Category Archives: iPhone 5
It seems that the better devices get, the more demanding consumers become. Barely a week has passed since the release of the new iPad, and yet already it seems much of the blogosphere is focusing its attention on the next iPhone.
Indeed, iPad aside, we’ve only had the pleasure of Siri and the iPhone 4S for some five months, yet there has been an underlying notion of ”this is great, but what’s next?” ever since the release date.
It was initially suspected the next iPhone would be 4G LTE compliant, a suspicion which seemed even likelier to materialize with the new iPad supporting 4G. Yesterday, the discovery of strings within iOS 5.1 gave us as sure an indication of a 4G iPhone as we could get without actually hearing it from Apple officially.
Few hours before the new iPad event, a report claimed that Apple’s third generation iPad will feature Senseg’s haptic feedback touch technology. We soon found out that it was a case of wishful thinking.
However there might be some hope as a patent application titled “Touch-Based User Interface with Haptic Feedback” discovered byAppleInsider reveals that Apple is interested in bringing the haptic feedback technology to iPhone, iPad and iPod touch.
Apple plans to use actuators in future iPhones and iPads that will allow users to actually feel elements on the screen like buttons or controls etc. In addition to actuators, Apple also plans to use sensors to determine the force at which a users touches a button.
Apple explains the problem with current touch-based interface in the patent application:

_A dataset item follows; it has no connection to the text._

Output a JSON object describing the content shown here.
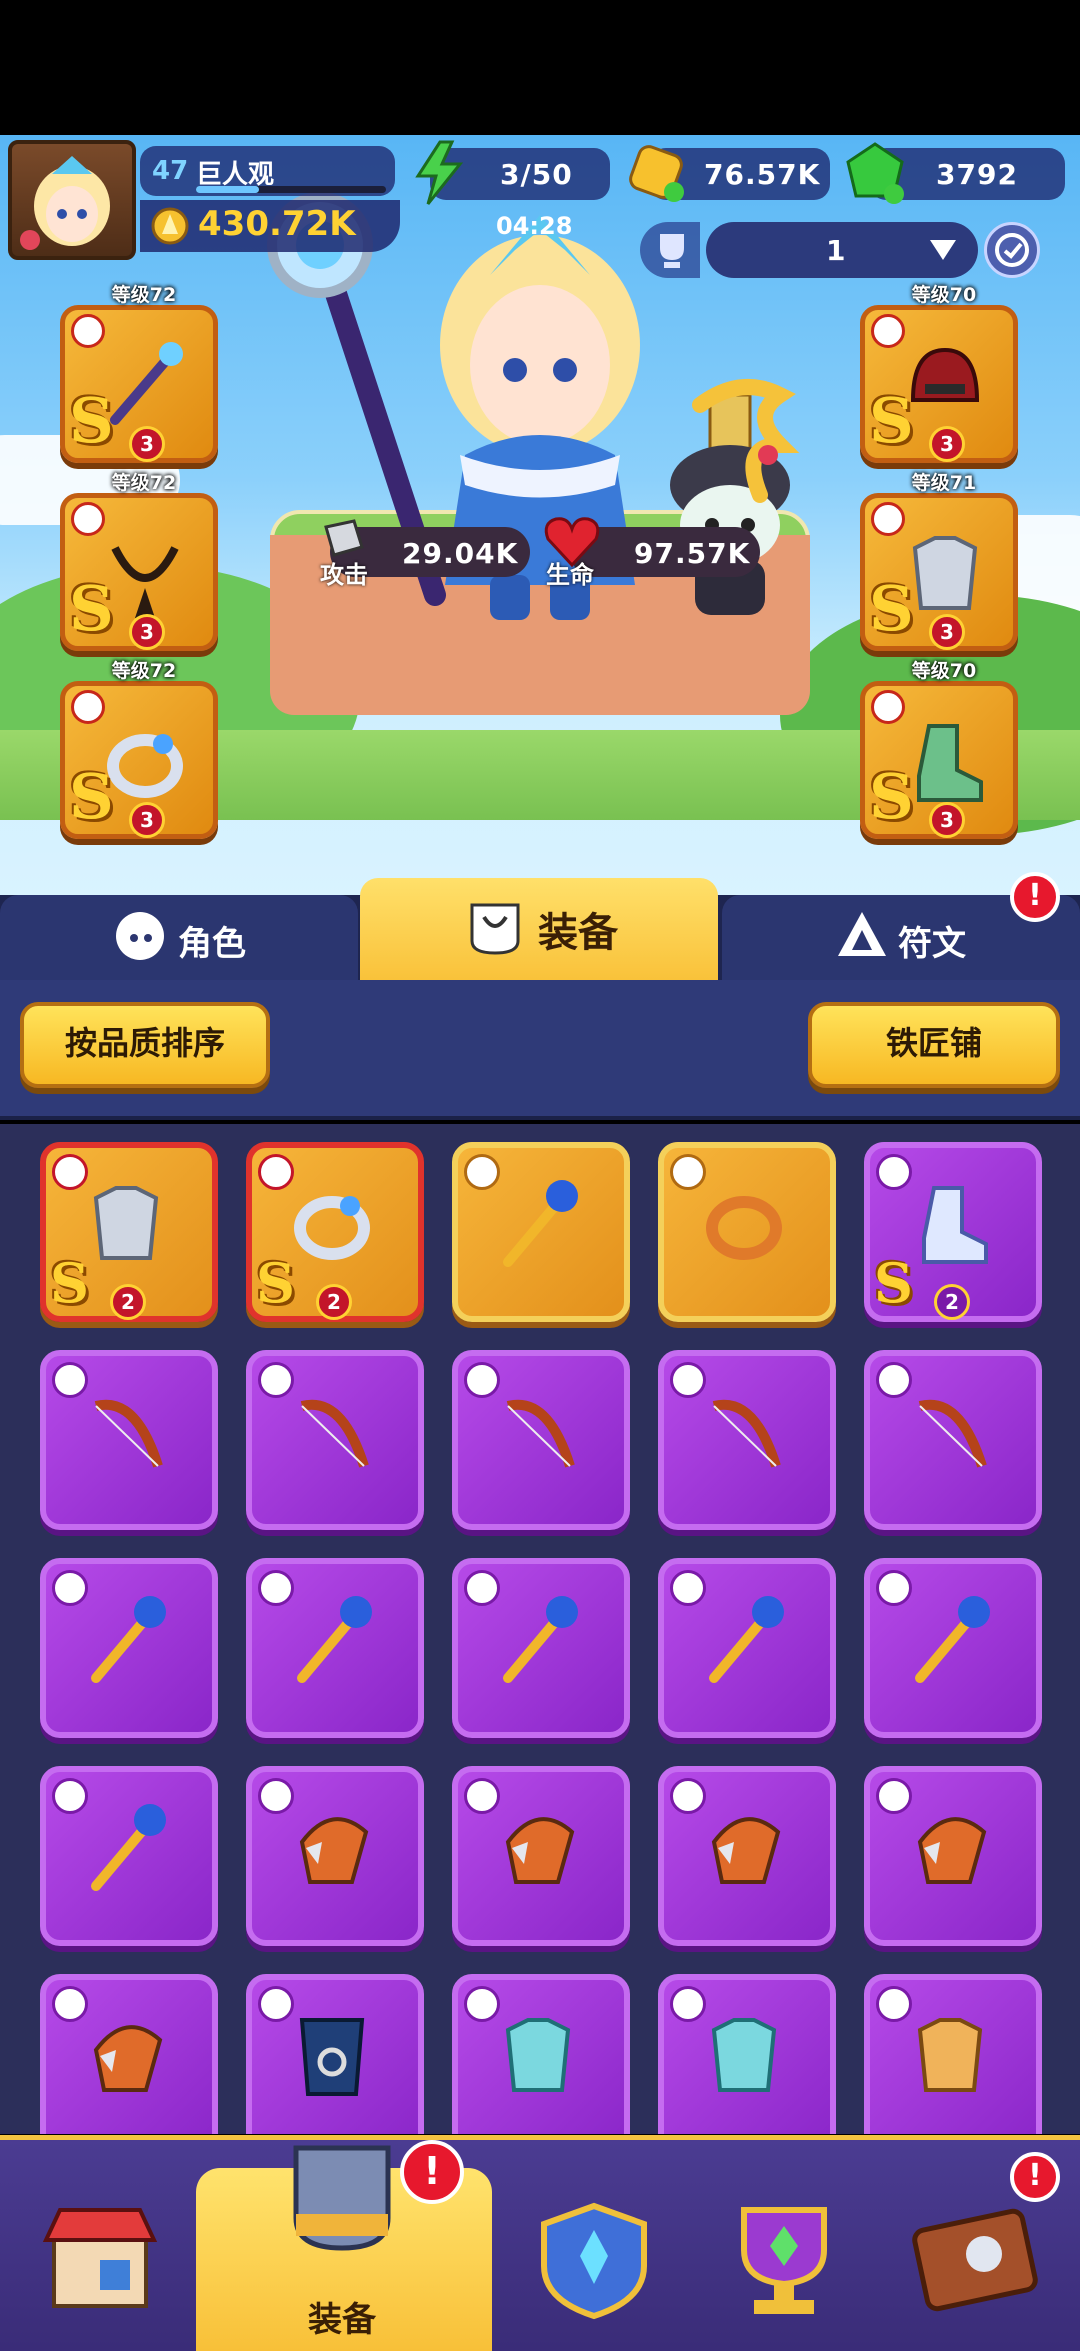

Existing touch-based user interfaces do not provide haptic feedback to a user. Haptic feedback may be any type of tactile feedback that takes advantage of a user’s sense of touch, for example, by applying forces, vibrations, and/or motions to the user.
We are fast approaching that time of year again when Mac and iOS developers and enthusiasts descend on the Moscone Center in San Francisco to take part in Apple’s Worldwide Developer Conference.
The annual conference, famed throughout the technology world is one of the biggest and most popular of its kind, attracting delegates from all over the globe paying thousands of dollars each for the privilege to be in attendance.
The conference itself is a chance for developers to experience hands-on workshops and presentations from Apple engineers who have created and designed the hardware and software that we work with on a daily basis. WWDC features all of the latest innovations and the hottest technologies found within iOS and Mac OS X, with attendees having access to over one thousand of Apple’s internal engineers, spread over five days. The primary focus for the event is to provide technical sessions for developers in order to demonstrate just what is capable of being done when using Apple’s two operating systems, but it also provides the development community a chance to meet and greet each other and share ideas.
Even though the iPhone 4S only arrived some five months ago, the talk of its successor has been as rampant as if it were releasing at the end of the week.
Until we actually see the next device – which probably won’t be before launch – we rely on the talents of designers and concept-dreamers such Antonio De Rosa to depict some of the rumored features for us.
De Rosa regularly treats us to his most recent creations, and today, he presents the next iPhone. Little is known of the unannounced device, which earlier today was all-but confirmed to be 4G-compliant, but that doesn’t stop him from dreaming.
It goes against the grain of the direction one might expect Apple to go, and does bear much resemblance to an Android:
While Apple’s obsession with secrecy is well known, there has been an interesting trend since the introduction of iPad in 2010.
Due to the annual product cycle of iOS devices, a new iPad in March, followed by the new iPhone in fall (since last year), the new iPad has given us some interesting clues about what to expect in the next iPhone (and also the other way round).
Though Apple can always pull a fast one on us this year, we take a look at what the new iPad (3rd generation iPad) tells us about the next generation iPhone (sixth generation iPhone).
The first thought that might have crossed your mind on reading the title is, of course, the naming convention that Apple broke with the release of the new iPad. It shed the numeric suffix attached with the name of the iPad, and the iPhone is expected to follow the trend.
That was a fairly easy one, considering that the MacBook and the iMac never had numbers attached with their names.
What more can we guess about the next iPhone from the new iPad?